> (halve 6) (3 . ()) > (halve 5) (5 . (5))

Using this, we can return a tree in which the even numbers have been halved, the odds remain in place, and in which we've logged the odd numbers (which are not cleanly divisible by 2).

> (define traverse-halve (traverse return-writer bind-writer halve)) > (traverse-halve '((1 . 2) . (3 . (4 . 5)))) (((1 . 1) . (3 . (2 . 5))) . (1 3 5))

** 7. ** State/sum. Implement a function `state/sum`

which will, when given a number, return the current state as the value, and add that number to the current state.

> ((state/sum 5) 0) (0 . 5) > ((state/sum 2) 0) (0 . 2) > ((state/sum 2) 3) (3 . 5)

Using this, we can return a tree consisting of partial sums of the elements, and in which the state contains the final sum of the tree.
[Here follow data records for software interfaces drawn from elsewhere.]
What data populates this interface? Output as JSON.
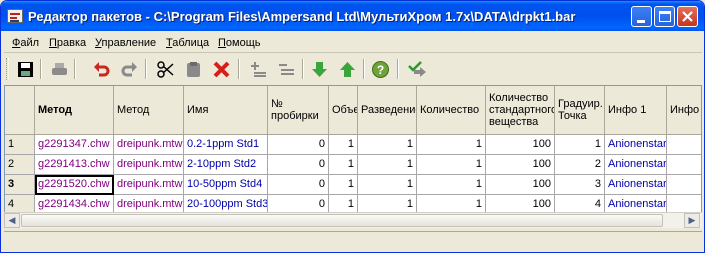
{
  "window": {
    "title": "Редактор пакетов - C:\\Program Files\\Ampersand Ltd\\МультиХром 1.7x\\DATA\\drpkt1.bar"
  },
  "menu": [
    {
      "u": "Ф",
      "rest": "айл"
    },
    {
      "u": "П",
      "rest": "равка"
    },
    {
      "u": "У",
      "rest": "правление"
    },
    {
      "u": "Т",
      "rest": "аблица"
    },
    {
      "u": "П",
      "rest": "омощь"
    }
  ],
  "toolbar_icons": [
    "save-icon",
    "print-icon",
    "undo-icon",
    "redo-icon",
    "cut-icon",
    "paste-icon",
    "delete-icon",
    "insert-row-icon",
    "delete-row-icon",
    "move-down-icon",
    "move-up-icon",
    "help-icon",
    "apply-icon"
  ],
  "table": {
    "columns": [
      "Метод",
      "Метод",
      "Имя",
      "№ пробирки",
      "Объем",
      "Разведение",
      "Количество",
      "Количество стандартного вещества",
      "Градуир. Точка",
      "Инфо 1",
      "Инфо"
    ],
    "rows": [
      {
        "n": "1",
        "cells": [
          "g2291347.chw",
          "dreipunk.mtw",
          "0.2-1ppm Std1",
          "0",
          "1",
          "1",
          "1",
          "100",
          "1",
          "Anionenstar",
          ""
        ]
      },
      {
        "n": "2",
        "cells": [
          "g2291413.chw",
          "dreipunk.mtw",
          "2-10ppm Std2",
          "0",
          "1",
          "1",
          "1",
          "100",
          "2",
          "Anionenstar",
          ""
        ]
      },
      {
        "n": "3",
        "cells": [
          "g2291520.chw",
          "dreipunk.mtw",
          "10-50ppm Std4",
          "0",
          "1",
          "1",
          "1",
          "100",
          "3",
          "Anionenstar",
          ""
        ]
      },
      {
        "n": "4",
        "cells": [
          "g2291434.chw",
          "dreipunk.mtw",
          "20-100ppm Std3",
          "0",
          "1",
          "1",
          "1",
          "100",
          "4",
          "Anionenstar",
          ""
        ]
      }
    ],
    "active_row": 3
  },
  "status": {
    "text": ""
  },
  "colors": {
    "title_bar": "#0054e3",
    "method_text": "#800080",
    "name_text": "#0000aa"
  }
}
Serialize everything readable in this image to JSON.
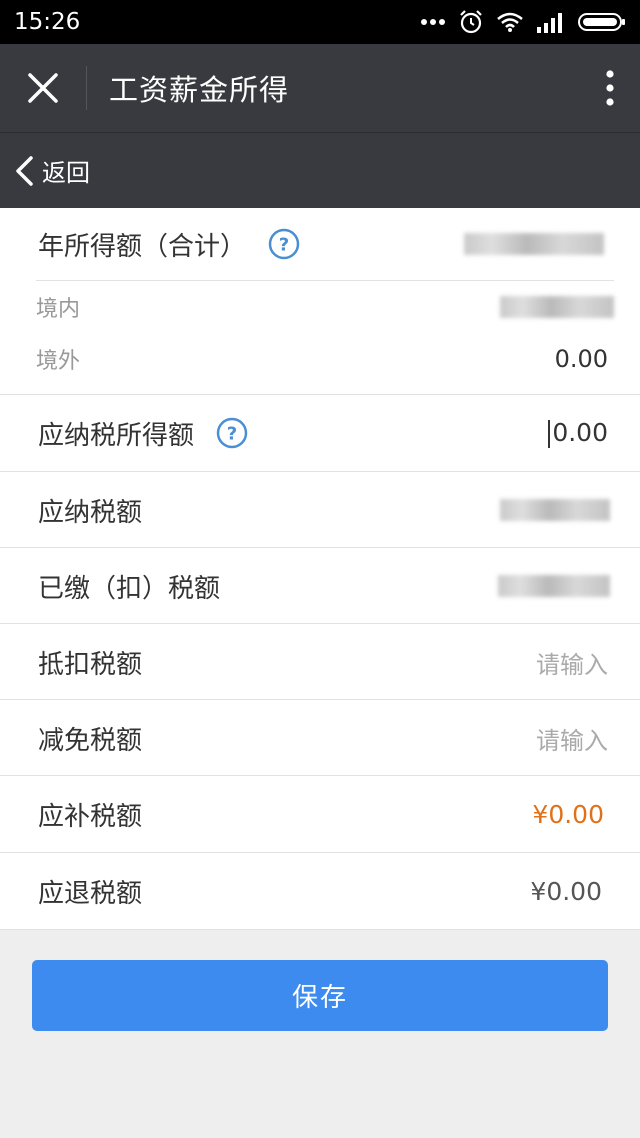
{
  "status_bar": {
    "time": "15:26"
  },
  "header": {
    "title": "工资薪金所得",
    "close_icon": "close-icon",
    "more_icon": "more-vertical-icon"
  },
  "subheader": {
    "back_label": "返回",
    "back_icon": "chevron-left-icon"
  },
  "form": {
    "annual_income": {
      "label": "年所得额（合计）",
      "value_obscured": true
    },
    "domestic": {
      "label": "境内",
      "value_obscured": true
    },
    "foreign": {
      "label": "境外",
      "value": "0.00"
    },
    "taxable_income": {
      "label": "应纳税所得额",
      "value": "0.00"
    },
    "tax_payable": {
      "label": "应纳税额",
      "value_obscured": true
    },
    "tax_paid": {
      "label": "已缴（扣）税额",
      "value_obscured": true
    },
    "tax_credit": {
      "label": "抵扣税额",
      "placeholder": "请输入"
    },
    "tax_reduction": {
      "label": "减免税额",
      "placeholder": "请输入"
    },
    "tax_due": {
      "label": "应补税额",
      "value": "¥0.00"
    },
    "tax_refund": {
      "label": "应退税额",
      "value": "¥0.00"
    }
  },
  "save_button": {
    "label": "保存"
  },
  "colors": {
    "header_bg": "#393a3f",
    "accent_blue": "#3e8bf0",
    "orange": "#e0711b",
    "help_icon": "#4a8fd4"
  }
}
> (define traverse-state/sum (traverse return-state bind-state state/sum)) > ((traverse-state/sum '((1 . 2) . (3 . (4 . 5)))) 0) (((0 . 1) 3 6 . 10) . 15)

Take a look in the monads.rkt file for the definition of the continuation monad.

For more examples using the `Cont`

monad, see pp. 16-18 of A Schemer's View of Monads.

The following interpreter is the direct style interpreter from Assignment 7: Continuations and Representation Independence:

(define value-of (lambda (expr env) (pmatch expr [`,n (guard (or (number? n) (boolean? n))) n] [`,x (guard (symbol? x)) (apply-env env x)] [`(* ,x1 ,x2) (* (value-of x1 env) (value-of x2 env))] [`(sub1 ,x) (sub1 (value-of x env))] [`(zero? ,x) (zero? (value-of x env))] [`(if ,test ,conseq ,alt) (if (value-of test env) (value-of conseq env) (value-of alt env))] [`(capture ,k-id ,body) (call/cc (lambda (k) (value-of body (extend-env k-id k env))))] [`(return ,v-exp ,k-exp) ((value-of k-exp env) (value-of v-exp env))] [`(lambda (,id) ,body) (closure id body env)] [`(,rator ,rand) (apply-proc (value-of rator env) (value-of rand env))])))

Use the `Cont`

monad to create a monadic `value-of`

, and call it
`value-of-cps`

. Provide your own `empty-env`

, `apply-env`

,
`extend-env`

, `closure`

, and `apply-proc`

in representations of
your choice. Most of the same helpers should work for both `value-of`

and
`value-of-cps`

. Here are some tests your interpreter should pass:

> (define fact-5 '((lambda (f) ((f f) 5)) (lambda (f) (lambda (n) (if (zero? n) 1 (* n ((f f) (sub1 n)))))))) > ((value-of-cps fact-5 (empty-env)) (lambda (v) v)) 120 > (define capture-fun '(* 3 (capture q (* 2 (return 4 q))))) > ((value-of-cps capture-fun (empty-env)) (lambda (v) v)) 12

Like baking soda, the `traverse`

function above has many applications. Here's one more. We're going to use the `Cont`

monad to achieve a kind of trampolining or multitasking.

The *fringe* of a tree is the list of its leaves in left-to-right order. For example, the fringe of

(("Time" . "flies") . ("like" . ("an" . "arrow")))

is the list of strings

("Time" "flies" "like" "an" "arrow")

Given two trees, the `driver`

function compares their fringes while ignoring any differences in capitalization. If the two fringes are the same, then `driver`

returns the two trees (in a list) with their leaves swapped. If the two fringes have bigger differences than mere capitalization, then `driver`

returns `#f`

.

For example, here are two tests:

> (driver '(("Time" . "flies") . ("like" . ("an" . "arrow"))) '("time" . ("FLIES" . (("like" . "an") . "aRrOw")))) ((("time" . "FLIES") . ("like" . ("an" . "aRrOw"))) ("Time" . ("flies" . (("like" . "an") . "arrow")))) > (driver '(("Time" . "flies") . ("like" . ("arrow" . "an"))) '("time" . ("FLIES" . (("like" . "an") . "aRrOw")))) #f

Below is most of the definition of `driver`

. **Your mission is to complete the definition by defining yield-cont.**

> (define exchange (lambda ($1 $2) (pmatch `(,$1 ,$2) [`((stopped ,tree1) (stopped ,tree2)) `(,tree1 ,tree2)] [`((yielding ,x1 ,k1) (yielding ,x2 ,k2)) (guard (string-ci=? x1 x2)) (exchange (k1 x2) (k2 x1))] [else #f]))) > (define tree->stream (lambda (tree) (((traverse return-cont bind-cont yield-cont) tree) (lambda (tree) `(stopped ,tree))))) > (define driver (lambda (tree1 tree2) (exchange (tree->stream tree1) (tree->stream tree2))))